On Tuesday, members of Congress voted 402-15 in overwhelming support of this noble measure. The Senate passed similar action that blocked the automatic pay raise that was on the horizon for them next year.
The continuing cost of living pay adjustment – known as “COLA” – was initially approved in 1989 as a means for legislators to bypass having to act every year on what was essentially pay raise legislation for themselves.
Although many believe the economy is on the rebound, some lawmakers in Washington are being cautious enough on this front to call for the repeal of the automatic cost of living increase and go back to the annual vote on the measure.
Last Thursday, the Senate took action to block the “COLA” raise, which would have increased members’ salaries by about $1,600. A bipartisan group of Senators this week urged Congress to do the same, which they indeed did.
Ohio Sen. Sherrod Brown (D-Ohio) said, “Ohio workers are more productive than ever, but too many are seeing their wages cut or their hours reduced. As Ohioans work to rebound from this economic downturn, the last thing we in Washington should do is give ourselves a raise.”

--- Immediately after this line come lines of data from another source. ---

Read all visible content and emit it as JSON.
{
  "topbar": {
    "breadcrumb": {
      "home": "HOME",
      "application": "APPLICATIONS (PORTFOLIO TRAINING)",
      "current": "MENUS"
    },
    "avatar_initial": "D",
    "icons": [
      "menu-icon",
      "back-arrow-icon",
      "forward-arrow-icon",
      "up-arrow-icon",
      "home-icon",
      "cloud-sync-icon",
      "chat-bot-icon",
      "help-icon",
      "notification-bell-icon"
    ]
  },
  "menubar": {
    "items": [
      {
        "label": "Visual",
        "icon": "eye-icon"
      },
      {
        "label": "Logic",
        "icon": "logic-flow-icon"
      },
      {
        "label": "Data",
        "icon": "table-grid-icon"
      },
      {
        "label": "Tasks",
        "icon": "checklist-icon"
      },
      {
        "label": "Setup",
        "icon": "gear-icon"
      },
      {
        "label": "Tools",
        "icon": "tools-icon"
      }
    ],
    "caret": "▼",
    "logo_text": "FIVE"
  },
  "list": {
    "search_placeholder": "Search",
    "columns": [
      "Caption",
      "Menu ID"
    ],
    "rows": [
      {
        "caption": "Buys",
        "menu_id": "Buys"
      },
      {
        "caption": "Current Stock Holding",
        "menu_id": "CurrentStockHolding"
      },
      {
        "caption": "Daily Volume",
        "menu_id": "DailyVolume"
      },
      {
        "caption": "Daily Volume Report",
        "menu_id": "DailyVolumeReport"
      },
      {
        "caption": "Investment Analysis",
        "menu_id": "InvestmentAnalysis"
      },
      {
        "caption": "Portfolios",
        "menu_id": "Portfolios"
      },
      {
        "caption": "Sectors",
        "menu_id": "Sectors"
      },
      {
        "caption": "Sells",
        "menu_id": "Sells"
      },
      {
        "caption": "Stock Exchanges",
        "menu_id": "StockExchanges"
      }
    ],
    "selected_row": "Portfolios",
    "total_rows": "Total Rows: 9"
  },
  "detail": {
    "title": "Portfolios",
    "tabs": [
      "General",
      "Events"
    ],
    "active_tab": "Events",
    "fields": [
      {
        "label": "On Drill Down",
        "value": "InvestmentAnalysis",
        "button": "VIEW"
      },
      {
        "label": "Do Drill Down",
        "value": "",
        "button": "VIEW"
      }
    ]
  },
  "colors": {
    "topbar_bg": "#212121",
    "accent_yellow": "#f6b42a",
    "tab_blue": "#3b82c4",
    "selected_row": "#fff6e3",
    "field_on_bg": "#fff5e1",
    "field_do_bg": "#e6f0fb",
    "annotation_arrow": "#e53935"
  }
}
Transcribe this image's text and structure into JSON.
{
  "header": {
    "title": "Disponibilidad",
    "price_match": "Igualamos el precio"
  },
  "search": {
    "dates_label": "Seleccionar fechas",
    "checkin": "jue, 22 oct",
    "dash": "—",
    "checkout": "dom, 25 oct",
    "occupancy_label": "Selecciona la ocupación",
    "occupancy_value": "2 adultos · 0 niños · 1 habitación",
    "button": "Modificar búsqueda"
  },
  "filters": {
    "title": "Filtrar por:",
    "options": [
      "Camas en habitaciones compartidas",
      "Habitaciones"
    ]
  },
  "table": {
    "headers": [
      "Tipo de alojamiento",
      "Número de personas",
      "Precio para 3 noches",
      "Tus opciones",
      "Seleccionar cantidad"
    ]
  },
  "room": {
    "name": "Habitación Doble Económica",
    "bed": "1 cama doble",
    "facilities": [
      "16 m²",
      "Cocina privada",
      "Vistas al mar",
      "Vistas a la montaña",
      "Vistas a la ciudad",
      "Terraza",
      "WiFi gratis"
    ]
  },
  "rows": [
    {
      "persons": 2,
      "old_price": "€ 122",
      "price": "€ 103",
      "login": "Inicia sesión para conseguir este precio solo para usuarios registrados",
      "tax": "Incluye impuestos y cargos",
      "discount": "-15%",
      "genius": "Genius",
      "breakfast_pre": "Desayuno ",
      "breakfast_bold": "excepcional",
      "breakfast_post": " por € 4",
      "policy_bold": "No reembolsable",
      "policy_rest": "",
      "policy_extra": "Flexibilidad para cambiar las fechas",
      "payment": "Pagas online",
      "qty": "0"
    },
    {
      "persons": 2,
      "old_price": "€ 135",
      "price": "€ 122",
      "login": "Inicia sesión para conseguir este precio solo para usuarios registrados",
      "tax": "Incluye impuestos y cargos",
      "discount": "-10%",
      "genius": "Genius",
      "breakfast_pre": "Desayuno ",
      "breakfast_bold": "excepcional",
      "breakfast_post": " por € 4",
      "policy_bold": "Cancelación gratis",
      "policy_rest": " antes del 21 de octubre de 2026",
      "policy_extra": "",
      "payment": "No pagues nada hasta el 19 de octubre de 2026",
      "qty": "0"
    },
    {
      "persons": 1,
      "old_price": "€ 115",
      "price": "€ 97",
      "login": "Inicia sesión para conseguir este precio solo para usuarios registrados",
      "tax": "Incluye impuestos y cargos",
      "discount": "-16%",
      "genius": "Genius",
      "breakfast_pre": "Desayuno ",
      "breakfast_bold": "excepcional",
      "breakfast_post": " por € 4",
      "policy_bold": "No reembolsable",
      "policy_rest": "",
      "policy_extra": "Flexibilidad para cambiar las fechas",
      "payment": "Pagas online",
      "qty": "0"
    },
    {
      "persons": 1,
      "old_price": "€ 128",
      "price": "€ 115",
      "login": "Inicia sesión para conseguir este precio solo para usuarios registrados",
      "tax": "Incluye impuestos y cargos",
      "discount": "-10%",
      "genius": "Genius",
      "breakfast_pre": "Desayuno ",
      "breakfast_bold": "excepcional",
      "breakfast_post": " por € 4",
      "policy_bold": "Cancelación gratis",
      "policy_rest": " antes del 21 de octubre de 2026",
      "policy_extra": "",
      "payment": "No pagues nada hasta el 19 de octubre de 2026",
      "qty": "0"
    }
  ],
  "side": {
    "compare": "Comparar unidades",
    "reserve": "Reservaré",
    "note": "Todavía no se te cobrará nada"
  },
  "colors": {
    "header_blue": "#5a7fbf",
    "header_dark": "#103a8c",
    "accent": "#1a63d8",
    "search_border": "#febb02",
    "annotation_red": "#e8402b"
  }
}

On Tuesday evening, members of Congress who supported the measure in the House echoed those sentiments, noting that unemployment rates remain high across the nation, cuts in public funding have been handed down in local communities and families are still struggling to make ends meet.
The fact that this is an important election year probably plays into the fact that these elected officials are more than willing to give up their automatic pay increases. But this was obviously the right thing to do.
Besides, it’s safe to say that elected officials on any level – particularly the federal level – are already well-paid.
Let’s keep a close eye on all elected officials – including those in our local governments – to see if they have the courage, leadership and moral fiber to follow suit.